I pick .com domains only. I don’t own any other extensions – yet I do realize some investors are doing very well with extensions like .io and .xyz. The gTLD .com still appears to be the standard for the Fortune 500 and other serious businesses. Furthermore, it is not bound by buyers in a local market, making .com the standard for companies doing business across borders.
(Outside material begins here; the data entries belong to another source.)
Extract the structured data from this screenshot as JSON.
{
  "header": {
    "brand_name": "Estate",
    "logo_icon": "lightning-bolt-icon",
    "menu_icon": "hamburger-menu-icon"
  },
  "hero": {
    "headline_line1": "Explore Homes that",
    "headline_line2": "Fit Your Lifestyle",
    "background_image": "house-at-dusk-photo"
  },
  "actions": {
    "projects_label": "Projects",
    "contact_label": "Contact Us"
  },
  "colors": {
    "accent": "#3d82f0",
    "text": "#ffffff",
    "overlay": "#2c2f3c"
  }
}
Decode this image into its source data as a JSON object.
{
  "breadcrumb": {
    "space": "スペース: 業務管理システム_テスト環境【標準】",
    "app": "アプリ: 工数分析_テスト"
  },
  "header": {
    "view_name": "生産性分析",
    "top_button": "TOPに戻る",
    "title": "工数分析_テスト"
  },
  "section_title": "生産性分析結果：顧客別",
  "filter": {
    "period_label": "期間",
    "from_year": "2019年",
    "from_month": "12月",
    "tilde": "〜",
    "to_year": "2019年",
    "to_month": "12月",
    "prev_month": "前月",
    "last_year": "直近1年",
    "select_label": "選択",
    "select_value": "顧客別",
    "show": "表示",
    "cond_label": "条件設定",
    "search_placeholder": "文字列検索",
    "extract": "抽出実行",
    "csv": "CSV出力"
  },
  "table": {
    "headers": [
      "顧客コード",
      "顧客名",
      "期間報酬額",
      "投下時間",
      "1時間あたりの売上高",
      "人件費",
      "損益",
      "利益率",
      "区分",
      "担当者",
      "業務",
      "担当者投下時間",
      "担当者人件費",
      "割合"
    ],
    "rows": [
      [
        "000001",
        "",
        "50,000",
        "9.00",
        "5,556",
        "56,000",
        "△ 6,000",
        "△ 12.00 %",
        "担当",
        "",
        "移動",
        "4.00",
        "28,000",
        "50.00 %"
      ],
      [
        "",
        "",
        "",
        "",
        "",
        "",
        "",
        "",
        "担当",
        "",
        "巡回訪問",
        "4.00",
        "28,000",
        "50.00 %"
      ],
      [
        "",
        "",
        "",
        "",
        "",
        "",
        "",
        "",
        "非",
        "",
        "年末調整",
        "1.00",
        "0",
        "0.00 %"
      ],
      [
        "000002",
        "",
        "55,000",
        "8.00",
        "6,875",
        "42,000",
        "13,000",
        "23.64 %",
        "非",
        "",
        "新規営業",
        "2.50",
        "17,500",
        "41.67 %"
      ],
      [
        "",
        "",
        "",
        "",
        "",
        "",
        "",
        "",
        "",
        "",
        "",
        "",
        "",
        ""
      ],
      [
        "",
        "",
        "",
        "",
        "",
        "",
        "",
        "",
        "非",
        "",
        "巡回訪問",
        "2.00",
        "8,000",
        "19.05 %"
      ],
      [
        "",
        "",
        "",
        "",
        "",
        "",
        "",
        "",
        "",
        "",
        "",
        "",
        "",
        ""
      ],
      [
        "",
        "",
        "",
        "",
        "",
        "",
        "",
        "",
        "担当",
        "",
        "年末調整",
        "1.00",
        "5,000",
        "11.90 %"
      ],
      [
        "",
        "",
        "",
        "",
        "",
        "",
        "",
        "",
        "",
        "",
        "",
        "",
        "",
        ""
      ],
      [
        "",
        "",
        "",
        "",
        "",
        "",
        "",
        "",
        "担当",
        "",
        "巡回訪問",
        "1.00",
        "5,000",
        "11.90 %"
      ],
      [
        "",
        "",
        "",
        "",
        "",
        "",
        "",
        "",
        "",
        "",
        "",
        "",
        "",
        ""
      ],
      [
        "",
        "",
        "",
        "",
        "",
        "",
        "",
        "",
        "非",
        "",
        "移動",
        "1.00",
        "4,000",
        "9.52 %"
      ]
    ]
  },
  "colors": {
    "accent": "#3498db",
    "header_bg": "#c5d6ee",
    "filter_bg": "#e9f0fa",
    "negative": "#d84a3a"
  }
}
I really like to look for short, one-word names with a generic keyword like apple, uber, amazon, march, etc., that can be used to brand a business. The reason for this is simple: many startups pivot, and they need a name that is flexible as well. I also like short acronyms because the collector in me can wrap my head around the fact that there are only 17,576 combinations of 3-letter .com names.